- TASK OBJECTIVE: Output each line of the listing exactly, though pictures are not to appear.
(MATERIAL FOR THE TASK begins)
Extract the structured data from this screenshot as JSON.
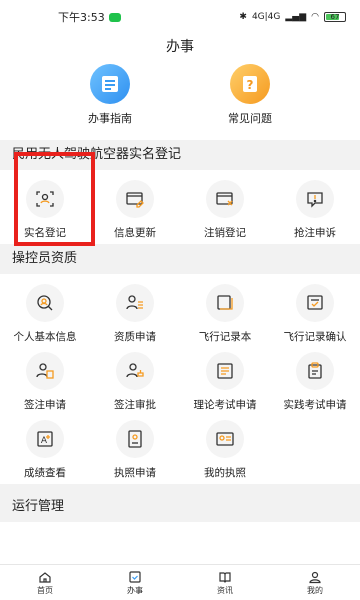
{
  "status": {
    "time": "下午3:53",
    "signal": "4G|4G",
    "battery": "67"
  },
  "header": {
    "title": "办事"
  },
  "top_links": [
    {
      "label": "办事指南",
      "icon": "guide-icon"
    },
    {
      "label": "常见问题",
      "icon": "question-icon"
    }
  ],
  "sections": [
    {
      "title": "民用无人驾驶航空器实名登记",
      "items": [
        {
          "label": "实名登记",
          "icon": "face-scan-icon"
        },
        {
          "label": "信息更新",
          "icon": "edit-doc-icon"
        },
        {
          "label": "注销登记",
          "icon": "cancel-doc-icon"
        },
        {
          "label": "抢注申诉",
          "icon": "appeal-icon"
        }
      ]
    },
    {
      "title": "操控员资质",
      "items": [
        {
          "label": "个人基本信息",
          "icon": "person-search-icon"
        },
        {
          "label": "资质申请",
          "icon": "person-list-icon"
        },
        {
          "label": "飞行记录本",
          "icon": "logbook-icon"
        },
        {
          "label": "飞行记录确认",
          "icon": "confirm-doc-icon"
        },
        {
          "label": "签注申请",
          "icon": "person-doc-icon"
        },
        {
          "label": "签注审批",
          "icon": "person-stamp-icon"
        },
        {
          "label": "理论考试申请",
          "icon": "exam-list-icon"
        },
        {
          "label": "实践考试申请",
          "icon": "clipboard-icon"
        },
        {
          "label": "成绩查看",
          "icon": "score-icon"
        },
        {
          "label": "执照申请",
          "icon": "license-apply-icon"
        },
        {
          "label": "我的执照",
          "icon": "license-card-icon"
        }
      ]
    },
    {
      "title": "运行管理",
      "items": []
    }
  ],
  "bottom_nav": [
    {
      "label": "首页",
      "icon": "home-icon"
    },
    {
      "label": "办事",
      "icon": "tasks-icon"
    },
    {
      "label": "资讯",
      "icon": "news-icon"
    },
    {
      "label": "我的",
      "icon": "profile-icon"
    }
  ],
  "colors": {
    "accent": "#f59a20",
    "highlight": "#e9211c",
    "icon_bg": "#f4f4f4"
  }
}
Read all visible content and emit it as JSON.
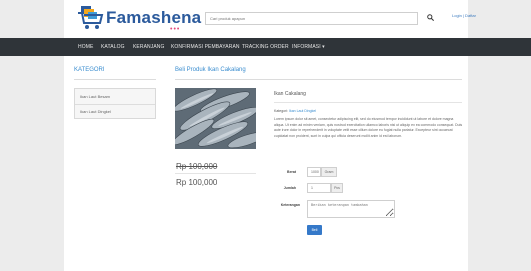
{
  "header": {
    "logo_text": "Famashena",
    "logo_dots": "•••",
    "search_placeholder": "Cari produk apapun",
    "login_link": "Login | Daftar"
  },
  "nav": {
    "items": [
      "HOME",
      "KATALOG",
      "KERANJANG",
      "KONFIRMASI PEMBAYARAN",
      "TRACKING ORDER",
      "INFORMASI ▾"
    ]
  },
  "sidebar": {
    "title": "KATEGORI",
    "items": [
      "Ikan Laut Besam",
      "Ikan Laut Dingkel"
    ]
  },
  "main": {
    "title": "Beli Produk Ikan Cakalang",
    "old_price": "Rp 100,000",
    "new_price": "Rp 100,000",
    "product_name": "Ikan Cakalang",
    "kategori_label": "Kategori:",
    "kategori_value": "Ikan Laut Dingkel",
    "description": "Lorem ipsum dolor sit amet, consectetur adipiscing elit, sed do eiusmod tempor incididunt ut labore et dolore magna aliqua. Ut enim ad minim veniam, quis nostrud exercitation ullamco laboris nisi ut aliquip ex ea commodo consequat. Duis aute irure dolor in reprehenderit in voluptate velit esse cillum dolore eu fugiat nulla pariatur. Excepteur sint occaecat cupidatat non proident, sunt in culpa qui officia deserunt mollit anim id est laborum."
  },
  "form": {
    "berat_label": "Berat",
    "berat_value": "1000",
    "berat_unit": "Gram",
    "jumlah_label": "Jumlah",
    "jumlah_value": "1",
    "jumlah_unit": "Pcs",
    "keterangan_label": "Keterangan",
    "keterangan_placeholder": "Berikan keterangan tambahan",
    "submit_label": "Beli"
  },
  "colors": {
    "navbar": "#2f3439",
    "accent": "#3a8dcf",
    "button": "#3579c9"
  },
  "icons": {
    "logo": "shopping-cart-icon",
    "search": "search-icon"
  }
}
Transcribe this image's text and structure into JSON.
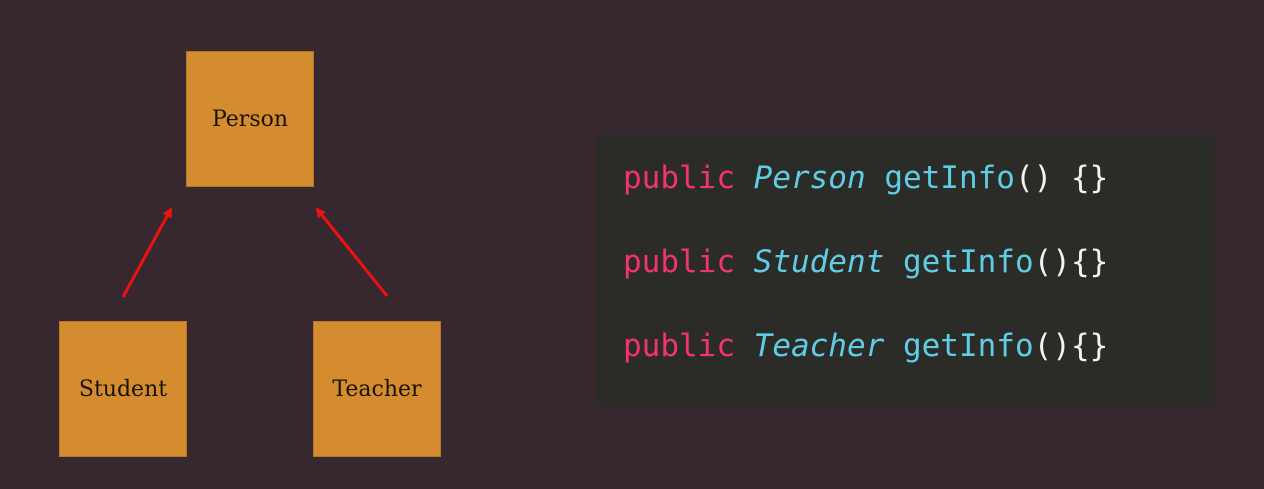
{
  "diagram": {
    "parent_class": "Person",
    "children": [
      "Student",
      "Teacher"
    ],
    "arrow_color": "#ee1111",
    "box_color": "#d48c2e"
  },
  "code": {
    "lines": [
      {
        "keyword": "public",
        "type": "Person",
        "method": "getInfo",
        "parens": "()",
        "gap": " ",
        "braces": "{}"
      },
      {
        "keyword": "public",
        "type": "Student",
        "method": "getInfo",
        "parens": "()",
        "gap": "",
        "braces": "{}"
      },
      {
        "keyword": "public",
        "type": "Teacher",
        "method": "getInfo",
        "parens": "()",
        "gap": "",
        "braces": "{}"
      }
    ],
    "colors": {
      "keyword": "#f2336f",
      "type": "#5fcde4",
      "method": "#5fcde4",
      "punctuation": "#f4f4ef",
      "background": "#2b2b27"
    }
  }
}
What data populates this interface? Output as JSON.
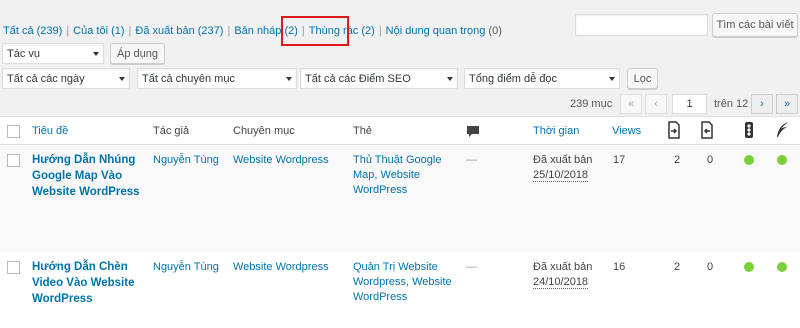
{
  "filters": {
    "all": "Tất cả (239)",
    "mine": "Của tôi (1)",
    "published": "Đã xuất bản (237)",
    "draft": "Bản nháp (2)",
    "trash": "Thùng rác (2)",
    "important": "Nội dung quan trọng",
    "important_count": "(0)"
  },
  "search": {
    "value": "",
    "button": "Tìm các bài viết"
  },
  "bulk": {
    "action": "Tác vụ",
    "apply": "Áp dụng"
  },
  "dropdowns": {
    "dates": "Tất cả các ngày",
    "categories": "Tất cả chuyên mục",
    "seo": "Tất cả các Điểm SEO",
    "readability": "Tổng điểm dễ đọc",
    "filter": "Lọc"
  },
  "pagination": {
    "count": "239 mục",
    "first": "«",
    "prev": "‹",
    "current": "1",
    "of": "trên 12",
    "next": "›",
    "last": "»"
  },
  "columns": {
    "title": "Tiêu đề",
    "author": "Tác giả",
    "category": "Chuyên mục",
    "tags": "Thẻ",
    "comments_icon": "comment-icon",
    "date": "Thời gian",
    "views": "Views",
    "links_out_icon": "outgoing-links-icon",
    "links_in_icon": "incoming-links-icon",
    "seo_icon": "seo-traffic-light-icon",
    "readability_icon": "readability-feather-icon"
  },
  "posts": [
    {
      "title_l1": "Hướng Dẫn Nhúng",
      "title_l2": "Google Map Vào",
      "title_l3": "Website WordPress",
      "author": "Nguyễn Tùng",
      "category": "Website Wordpress",
      "tags_l1": "Thủ Thuật Google",
      "tags_l2": "Map, Website",
      "tags_l3": "WordPress",
      "comments": "—",
      "status": "Đã xuất bản",
      "date": "25/10/2018",
      "views": "17",
      "links_out": "2",
      "links_in": "0",
      "seo_color": "#7ad03a",
      "read_color": "#7ad03a"
    },
    {
      "title_l1": "Hướng Dẫn Chèn",
      "title_l2": "Video Vào Website",
      "title_l3": "WordPress",
      "author": "Nguyễn Tùng",
      "category": "Website Wordpress",
      "tags_l1": "Quản Trị Website",
      "tags_l2": "Wordpress, Website",
      "tags_l3": "WordPress",
      "comments": "—",
      "status": "Đã xuất bản",
      "date": "24/10/2018",
      "views": "16",
      "links_out": "2",
      "links_in": "0",
      "seo_color": "#7ad03a",
      "read_color": "#7ad03a"
    }
  ]
}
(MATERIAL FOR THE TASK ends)
- COMPLETED TASK:
Extract the structured data from this screenshot as JSON.
{
  "status": {
    "time": "下午3:53",
    "signal": "4G|4G",
    "battery": "67"
  },
  "header": {
    "title": "办事"
  },
  "top_links": [
    {
      "label": "办事指南",
      "icon": "guide-icon"
    },
    {
      "label": "常见问题",
      "icon": "question-icon"
    }
  ],
  "sections": [
    {
      "title": "民用无人驾驶航空器实名登记",
      "items": [
        {
          "label": "实名登记",
          "icon": "face-scan-icon"
        },
        {
          "label": "信息更新",
          "icon": "edit-doc-icon"
        },
        {
          "label": "注销登记",
          "icon": "cancel-doc-icon"
        },
        {
          "label": "抢注申诉",
          "icon": "appeal-icon"
        }
      ]
    },
    {
      "title": "操控员资质",
      "items": [
        {
          "label": "个人基本信息",
          "icon": "person-search-icon"
        },
        {
          "label": "资质申请",
          "icon": "person-list-icon"
        },
        {
          "label": "飞行记录本",
          "icon": "logbook-icon"
        },
        {
          "label": "飞行记录确认",
          "icon": "confirm-doc-icon"
        },
        {
          "label": "签注申请",
          "icon": "person-doc-icon"
        },
        {
          "label": "签注审批",
          "icon": "person-stamp-icon"
        },
        {
          "label": "理论考试申请",
          "icon": "exam-list-icon"
        },
        {
          "label": "实践考试申请",
          "icon": "clipboard-icon"
        },
        {
          "label": "成绩查看",
          "icon": "score-icon"
        },
        {
          "label": "执照申请",
          "icon": "license-apply-icon"
        },
        {
          "label": "我的执照",
          "icon": "license-card-icon"
        }
      ]
    },
    {
      "title": "运行管理",
      "items": []
    }
  ],
  "bottom_nav": [
    {
      "label": "首页",
      "icon": "home-icon"
    },
    {
      "label": "办事",
      "icon": "tasks-icon"
    },
    {
      "label": "资讯",
      "icon": "news-icon"
    },
    {
      "label": "我的",
      "icon": "profile-icon"
    }
  ],
  "colors": {
    "accent": "#f59a20",
    "highlight": "#e9211c",
    "icon_bg": "#f4f4f4"
  }
}
Read all visible content and emit it as JSON.
{
  "header": {
    "logo_text": "Famashena",
    "logo_dots": "•••",
    "search_placeholder": "Cari produk apapun",
    "login_link": "Login | Daftar"
  },
  "nav": {
    "items": [
      "HOME",
      "KATALOG",
      "KERANJANG",
      "KONFIRMASI PEMBAYARAN",
      "TRACKING ORDER",
      "INFORMASI ▾"
    ]
  },
  "sidebar": {
    "title": "KATEGORI",
    "items": [
      "Ikan Laut Besam",
      "Ikan Laut Dingkel"
    ]
  },
  "main": {
    "title": "Beli Produk Ikan Cakalang",
    "old_price": "Rp 100,000",
    "new_price": "Rp 100,000",
    "product_name": "Ikan Cakalang",
    "kategori_label": "Kategori:",
    "kategori_value": "Ikan Laut Dingkel",
    "description": "Lorem ipsum dolor sit amet, consectetur adipiscing elit, sed do eiusmod tempor incididunt ut labore et dolore magna aliqua. Ut enim ad minim veniam, quis nostrud exercitation ullamco laboris nisi ut aliquip ex ea commodo consequat. Duis aute irure dolor in reprehenderit in voluptate velit esse cillum dolore eu fugiat nulla pariatur. Excepteur sint occaecat cupidatat non proident, sunt in culpa qui officia deserunt mollit anim id est laborum."
  },
  "form": {
    "berat_label": "Berat",
    "berat_value": "1000",
    "berat_unit": "Gram",
    "jumlah_label": "Jumlah",
    "jumlah_value": "1",
    "jumlah_unit": "Pcs",
    "keterangan_label": "Keterangan",
    "keterangan_placeholder": "Berikan keterangan tambahan",
    "submit_label": "Beli"
  },
  "colors": {
    "navbar": "#2f3439",
    "accent": "#3a8dcf",
    "button": "#3579c9"
  },
  "icons": {
    "logo": "shopping-cart-icon",
    "search": "search-icon"
  }
}
Transcribe this image's text and structure into JSON.
{
  "diagram": {
    "parent_class": "Person",
    "children": [
      "Student",
      "Teacher"
    ],
    "arrow_color": "#ee1111",
    "box_color": "#d48c2e"
  },
  "code": {
    "lines": [
      {
        "keyword": "public",
        "type": "Person",
        "method": "getInfo",
        "parens": "()",
        "gap": " ",
        "braces": "{}"
      },
      {
        "keyword": "public",
        "type": "Student",
        "method": "getInfo",
        "parens": "()",
        "gap": "",
        "braces": "{}"
      },
      {
        "keyword": "public",
        "type": "Teacher",
        "method": "getInfo",
        "parens": "()",
        "gap": "",
        "braces": "{}"
      }
    ],
    "colors": {
      "keyword": "#f2336f",
      "type": "#5fcde4",
      "method": "#5fcde4",
      "punctuation": "#f4f4ef",
      "background": "#2b2b27"
    }
  }
}
What data populates this interface? Output as JSON.
{
  "filters": {
    "all": "Tất cả (239)",
    "mine": "Của tôi (1)",
    "published": "Đã xuất bản (237)",
    "draft": "Bản nháp (2)",
    "trash": "Thùng rác (2)",
    "important": "Nội dung quan trọng",
    "important_count": "(0)"
  },
  "search": {
    "value": "",
    "button": "Tìm các bài viết"
  },
  "bulk": {
    "action": "Tác vụ",
    "apply": "Áp dụng"
  },
  "dropdowns": {
    "dates": "Tất cả các ngày",
    "categories": "Tất cả chuyên mục",
    "seo": "Tất cả các Điểm SEO",
    "readability": "Tổng điểm dễ đọc",
    "filter": "Lọc"
  },
  "pagination": {
    "count": "239 mục",
    "first": "«",
    "prev": "‹",
    "current": "1",
    "of": "trên 12",
    "next": "›",
    "last": "»"
  },
  "columns": {
    "title": "Tiêu đề",
    "author": "Tác giả",
    "category": "Chuyên mục",
    "tags": "Thẻ",
    "comments_icon": "comment-icon",
    "date": "Thời gian",
    "views": "Views",
    "links_out_icon": "outgoing-links-icon",
    "links_in_icon": "incoming-links-icon",
    "seo_icon": "seo-traffic-light-icon",
    "readability_icon": "readability-feather-icon"
  },
  "posts": [
    {
      "title_l1": "Hướng Dẫn Nhúng",
      "title_l2": "Google Map Vào",
      "title_l3": "Website WordPress",
      "author": "Nguyễn Tùng",
      "category": "Website Wordpress",
      "tags_l1": "Thủ Thuật Google",
      "tags_l2": "Map, Website",
      "tags_l3": "WordPress",
      "comments": "—",
      "status": "Đã xuất bản",
      "date": "25/10/2018",
      "views": "17",
      "links_out": "2",
      "links_in": "0",
      "seo_color": "#7ad03a",
      "read_color": "#7ad03a"
    },
    {
      "title_l1": "Hướng Dẫn Chèn",
      "title_l2": "Video Vào Website",
      "title_l3": "WordPress",
      "author": "Nguyễn Tùng",
      "category": "Website Wordpress",
      "tags_l1": "Quản Trị Website",
      "tags_l2": "Wordpress, Website",
      "tags_l3": "WordPress",
      "comments": "—",
      "status": "Đã xuất bản",
      "date": "24/10/2018",
      "views": "16",
      "links_out": "2",
      "links_in": "0",
      "seo_color": "#7ad03a",
      "read_color": "#7ad03a"
    }
  ]
}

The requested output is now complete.